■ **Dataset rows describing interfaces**
=======

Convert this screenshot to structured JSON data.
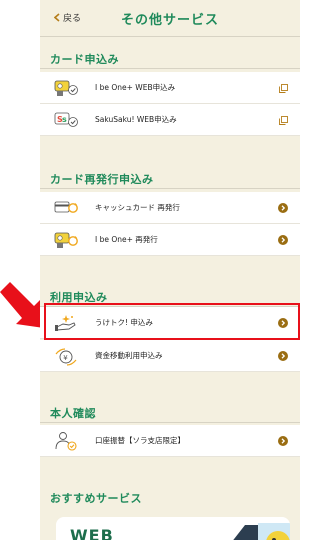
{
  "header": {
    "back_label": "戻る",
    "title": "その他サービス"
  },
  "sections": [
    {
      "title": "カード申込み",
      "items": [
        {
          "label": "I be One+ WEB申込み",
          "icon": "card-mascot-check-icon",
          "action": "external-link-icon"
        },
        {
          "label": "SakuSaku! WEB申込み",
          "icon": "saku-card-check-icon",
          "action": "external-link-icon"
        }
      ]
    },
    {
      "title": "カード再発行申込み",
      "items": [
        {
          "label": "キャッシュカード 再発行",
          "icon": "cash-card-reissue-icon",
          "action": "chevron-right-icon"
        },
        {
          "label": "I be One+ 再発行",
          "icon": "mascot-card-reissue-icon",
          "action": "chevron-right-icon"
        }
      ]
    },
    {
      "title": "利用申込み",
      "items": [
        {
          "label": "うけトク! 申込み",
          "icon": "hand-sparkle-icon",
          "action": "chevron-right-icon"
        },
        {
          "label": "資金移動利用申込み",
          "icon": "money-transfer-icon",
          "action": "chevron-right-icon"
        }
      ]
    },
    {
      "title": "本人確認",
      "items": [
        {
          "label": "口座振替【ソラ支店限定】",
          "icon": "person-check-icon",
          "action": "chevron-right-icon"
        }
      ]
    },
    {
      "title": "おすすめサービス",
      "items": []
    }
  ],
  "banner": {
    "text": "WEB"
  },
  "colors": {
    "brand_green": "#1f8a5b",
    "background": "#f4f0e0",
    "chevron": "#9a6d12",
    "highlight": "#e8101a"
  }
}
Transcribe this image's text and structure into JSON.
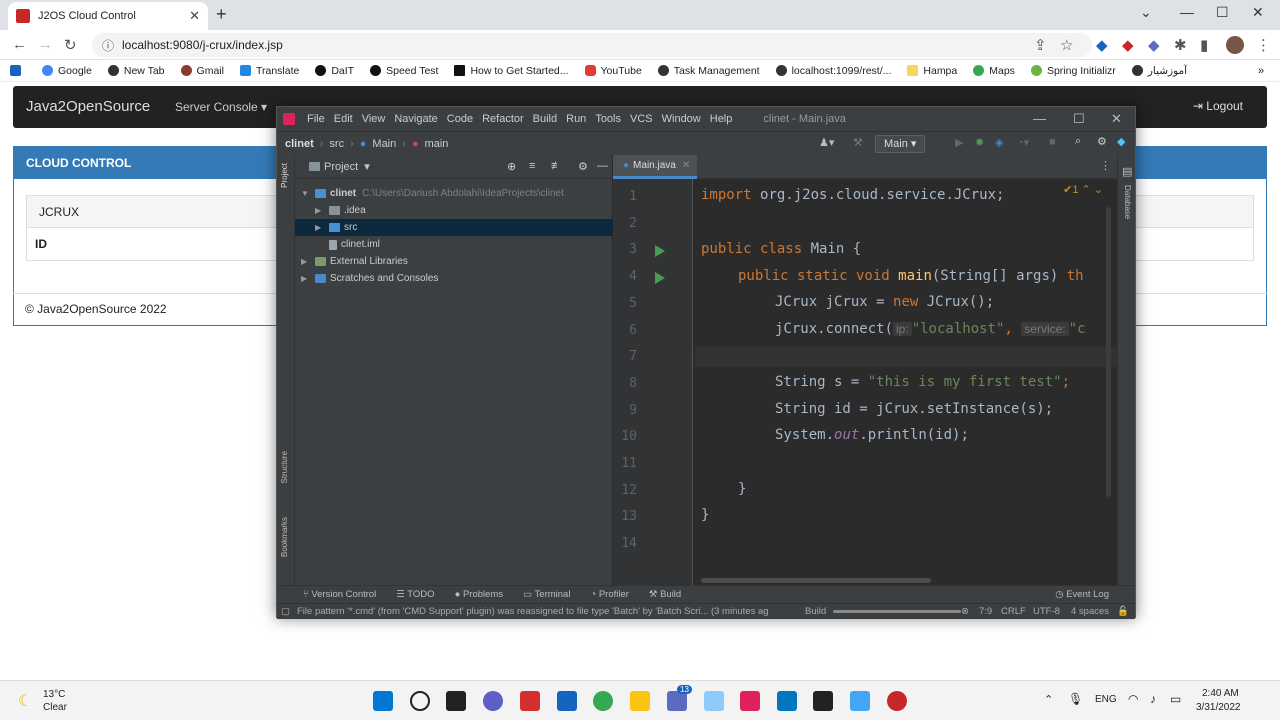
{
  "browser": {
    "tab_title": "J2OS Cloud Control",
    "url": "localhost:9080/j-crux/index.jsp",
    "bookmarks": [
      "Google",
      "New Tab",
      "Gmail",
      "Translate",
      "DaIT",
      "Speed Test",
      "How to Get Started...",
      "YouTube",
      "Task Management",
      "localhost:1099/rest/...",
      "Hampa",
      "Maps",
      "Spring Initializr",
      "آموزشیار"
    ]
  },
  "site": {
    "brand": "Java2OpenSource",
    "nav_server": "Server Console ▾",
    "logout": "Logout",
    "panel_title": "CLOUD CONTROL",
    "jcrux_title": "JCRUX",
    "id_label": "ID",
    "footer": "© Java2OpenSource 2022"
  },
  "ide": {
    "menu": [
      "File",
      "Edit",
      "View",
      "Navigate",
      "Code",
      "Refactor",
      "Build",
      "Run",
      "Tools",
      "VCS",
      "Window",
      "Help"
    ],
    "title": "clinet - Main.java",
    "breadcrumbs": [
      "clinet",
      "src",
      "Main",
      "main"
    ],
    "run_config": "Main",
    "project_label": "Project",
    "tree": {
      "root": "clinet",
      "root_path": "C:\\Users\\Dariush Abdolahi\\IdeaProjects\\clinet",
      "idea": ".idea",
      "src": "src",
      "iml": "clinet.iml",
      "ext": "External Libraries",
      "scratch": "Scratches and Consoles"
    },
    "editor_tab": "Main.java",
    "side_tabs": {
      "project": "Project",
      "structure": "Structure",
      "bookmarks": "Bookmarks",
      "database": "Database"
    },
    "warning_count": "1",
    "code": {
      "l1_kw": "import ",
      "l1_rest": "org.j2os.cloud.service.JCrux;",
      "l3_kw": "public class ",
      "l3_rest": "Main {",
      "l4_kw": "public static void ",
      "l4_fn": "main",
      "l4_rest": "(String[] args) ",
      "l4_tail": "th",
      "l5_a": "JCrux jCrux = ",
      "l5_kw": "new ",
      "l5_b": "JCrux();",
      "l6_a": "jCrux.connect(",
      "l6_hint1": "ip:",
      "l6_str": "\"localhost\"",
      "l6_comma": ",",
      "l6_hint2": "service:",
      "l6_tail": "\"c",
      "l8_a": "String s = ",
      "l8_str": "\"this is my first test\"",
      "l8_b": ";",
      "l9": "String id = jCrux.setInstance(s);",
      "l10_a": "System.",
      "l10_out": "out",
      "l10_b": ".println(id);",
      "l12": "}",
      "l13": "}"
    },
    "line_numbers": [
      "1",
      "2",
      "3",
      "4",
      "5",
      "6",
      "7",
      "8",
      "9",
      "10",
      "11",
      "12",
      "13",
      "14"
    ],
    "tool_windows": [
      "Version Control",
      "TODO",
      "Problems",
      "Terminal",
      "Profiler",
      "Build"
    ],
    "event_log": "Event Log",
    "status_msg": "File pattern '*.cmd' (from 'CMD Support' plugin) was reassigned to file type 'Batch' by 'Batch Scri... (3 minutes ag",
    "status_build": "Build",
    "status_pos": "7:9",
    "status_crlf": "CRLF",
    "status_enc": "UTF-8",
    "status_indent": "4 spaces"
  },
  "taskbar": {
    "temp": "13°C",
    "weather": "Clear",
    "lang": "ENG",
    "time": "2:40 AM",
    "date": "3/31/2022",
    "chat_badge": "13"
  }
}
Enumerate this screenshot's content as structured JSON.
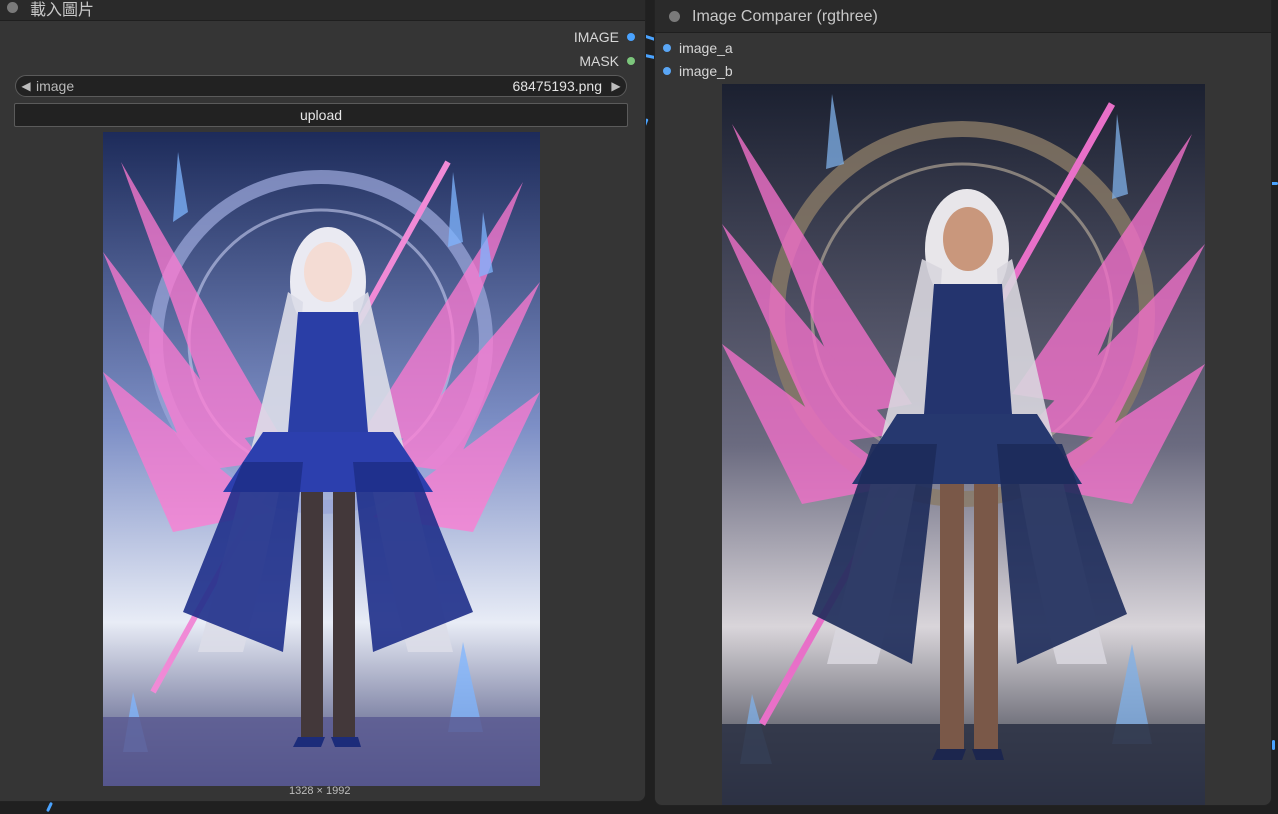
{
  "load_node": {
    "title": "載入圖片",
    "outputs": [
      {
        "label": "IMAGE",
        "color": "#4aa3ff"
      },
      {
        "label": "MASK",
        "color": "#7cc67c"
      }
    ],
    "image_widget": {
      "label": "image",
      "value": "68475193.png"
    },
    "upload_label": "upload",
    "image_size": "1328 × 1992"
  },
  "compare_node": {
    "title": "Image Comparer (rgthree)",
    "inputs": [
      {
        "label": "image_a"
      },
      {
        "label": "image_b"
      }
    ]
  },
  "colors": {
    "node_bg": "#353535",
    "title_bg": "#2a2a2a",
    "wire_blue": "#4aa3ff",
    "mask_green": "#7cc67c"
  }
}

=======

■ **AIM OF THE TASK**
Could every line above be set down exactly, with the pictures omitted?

■ **ANSWER TO THIS EXERCISE**
Convert this screenshot to structured JSON data.
{
  "header": {
    "back_label": "戻る",
    "title": "その他サービス"
  },
  "sections": [
    {
      "title": "カード申込み",
      "items": [
        {
          "label": "I be One+ WEB申込み",
          "icon": "card-mascot-check-icon",
          "action": "external-link-icon"
        },
        {
          "label": "SakuSaku! WEB申込み",
          "icon": "saku-card-check-icon",
          "action": "external-link-icon"
        }
      ]
    },
    {
      "title": "カード再発行申込み",
      "items": [
        {
          "label": "キャッシュカード 再発行",
          "icon": "cash-card-reissue-icon",
          "action": "chevron-right-icon"
        },
        {
          "label": "I be One+ 再発行",
          "icon": "mascot-card-reissue-icon",
          "action": "chevron-right-icon"
        }
      ]
    },
    {
      "title": "利用申込み",
      "items": [
        {
          "label": "うけトク! 申込み",
          "icon": "hand-sparkle-icon",
          "action": "chevron-right-icon"
        },
        {
          "label": "資金移動利用申込み",
          "icon": "money-transfer-icon",
          "action": "chevron-right-icon"
        }
      ]
    },
    {
      "title": "本人確認",
      "items": [
        {
          "label": "口座振替【ソラ支店限定】",
          "icon": "person-check-icon",
          "action": "chevron-right-icon"
        }
      ]
    },
    {
      "title": "おすすめサービス",
      "items": []
    }
  ],
  "banner": {
    "text": "WEB"
  },
  "colors": {
    "brand_green": "#1f8a5b",
    "background": "#f4f0e0",
    "chevron": "#9a6d12",
    "highlight": "#e8101a"
  }
}
Transcribe this image's text and structure into JSON.
{
  "browser": {
    "tab_title": "J2OS Cloud Control",
    "url": "localhost:9080/j-crux/index.jsp",
    "bookmarks": [
      "Google",
      "New Tab",
      "Gmail",
      "Translate",
      "DaIT",
      "Speed Test",
      "How to Get Started...",
      "YouTube",
      "Task Management",
      "localhost:1099/rest/...",
      "Hampa",
      "Maps",
      "Spring Initializr",
      "آموزشیار"
    ]
  },
  "site": {
    "brand": "Java2OpenSource",
    "nav_server": "Server Console ▾",
    "logout": "Logout",
    "panel_title": "CLOUD CONTROL",
    "jcrux_title": "JCRUX",
    "id_label": "ID",
    "footer": "© Java2OpenSource 2022"
  },
  "ide": {
    "menu": [
      "File",
      "Edit",
      "View",
      "Navigate",
      "Code",
      "Refactor",
      "Build",
      "Run",
      "Tools",
      "VCS",
      "Window",
      "Help"
    ],
    "title": "clinet - Main.java",
    "breadcrumbs": [
      "clinet",
      "src",
      "Main",
      "main"
    ],
    "run_config": "Main",
    "project_label": "Project",
    "tree": {
      "root": "clinet",
      "root_path": "C:\\Users\\Dariush Abdolahi\\IdeaProjects\\clinet",
      "idea": ".idea",
      "src": "src",
      "iml": "clinet.iml",
      "ext": "External Libraries",
      "scratch": "Scratches and Consoles"
    },
    "editor_tab": "Main.java",
    "side_tabs": {
      "project": "Project",
      "structure": "Structure",
      "bookmarks": "Bookmarks",
      "database": "Database"
    },
    "warning_count": "1",
    "code": {
      "l1_kw": "import ",
      "l1_rest": "org.j2os.cloud.service.JCrux;",
      "l3_kw": "public class ",
      "l3_rest": "Main {",
      "l4_kw": "public static void ",
      "l4_fn": "main",
      "l4_rest": "(String[] args) ",
      "l4_tail": "th",
      "l5_a": "JCrux jCrux = ",
      "l5_kw": "new ",
      "l5_b": "JCrux();",
      "l6_a": "jCrux.connect(",
      "l6_hint1": "ip:",
      "l6_str": "\"localhost\"",
      "l6_comma": ",",
      "l6_hint2": "service:",
      "l6_tail": "\"c",
      "l8_a": "String s = ",
      "l8_str": "\"this is my first test\"",
      "l8_b": ";",
      "l9": "String id = jCrux.setInstance(s);",
      "l10_a": "System.",
      "l10_out": "out",
      "l10_b": ".println(id);",
      "l12": "}",
      "l13": "}"
    },
    "line_numbers": [
      "1",
      "2",
      "3",
      "4",
      "5",
      "6",
      "7",
      "8",
      "9",
      "10",
      "11",
      "12",
      "13",
      "14"
    ],
    "tool_windows": [
      "Version Control",
      "TODO",
      "Problems",
      "Terminal",
      "Profiler",
      "Build"
    ],
    "event_log": "Event Log",
    "status_msg": "File pattern '*.cmd' (from 'CMD Support' plugin) was reassigned to file type 'Batch' by 'Batch Scri... (3 minutes ag",
    "status_build": "Build",
    "status_pos": "7:9",
    "status_crlf": "CRLF",
    "status_enc": "UTF-8",
    "status_indent": "4 spaces"
  },
  "taskbar": {
    "temp": "13°C",
    "weather": "Clear",
    "lang": "ENG",
    "time": "2:40 AM",
    "date": "3/31/2022",
    "chat_badge": "13"
  }
}
Enumerate this screenshot's content as structured JSON.
{
  "load_node": {
    "title": "載入圖片",
    "outputs": [
      {
        "label": "IMAGE",
        "color": "#4aa3ff"
      },
      {
        "label": "MASK",
        "color": "#7cc67c"
      }
    ],
    "image_widget": {
      "label": "image",
      "value": "68475193.png"
    },
    "upload_label": "upload",
    "image_size": "1328 × 1992"
  },
  "compare_node": {
    "title": "Image Comparer (rgthree)",
    "inputs": [
      {
        "label": "image_a"
      },
      {
        "label": "image_b"
      }
    ]
  },
  "colors": {
    "node_bg": "#353535",
    "title_bg": "#2a2a2a",
    "wire_blue": "#4aa3ff",
    "mask_green": "#7cc67c"
  }
}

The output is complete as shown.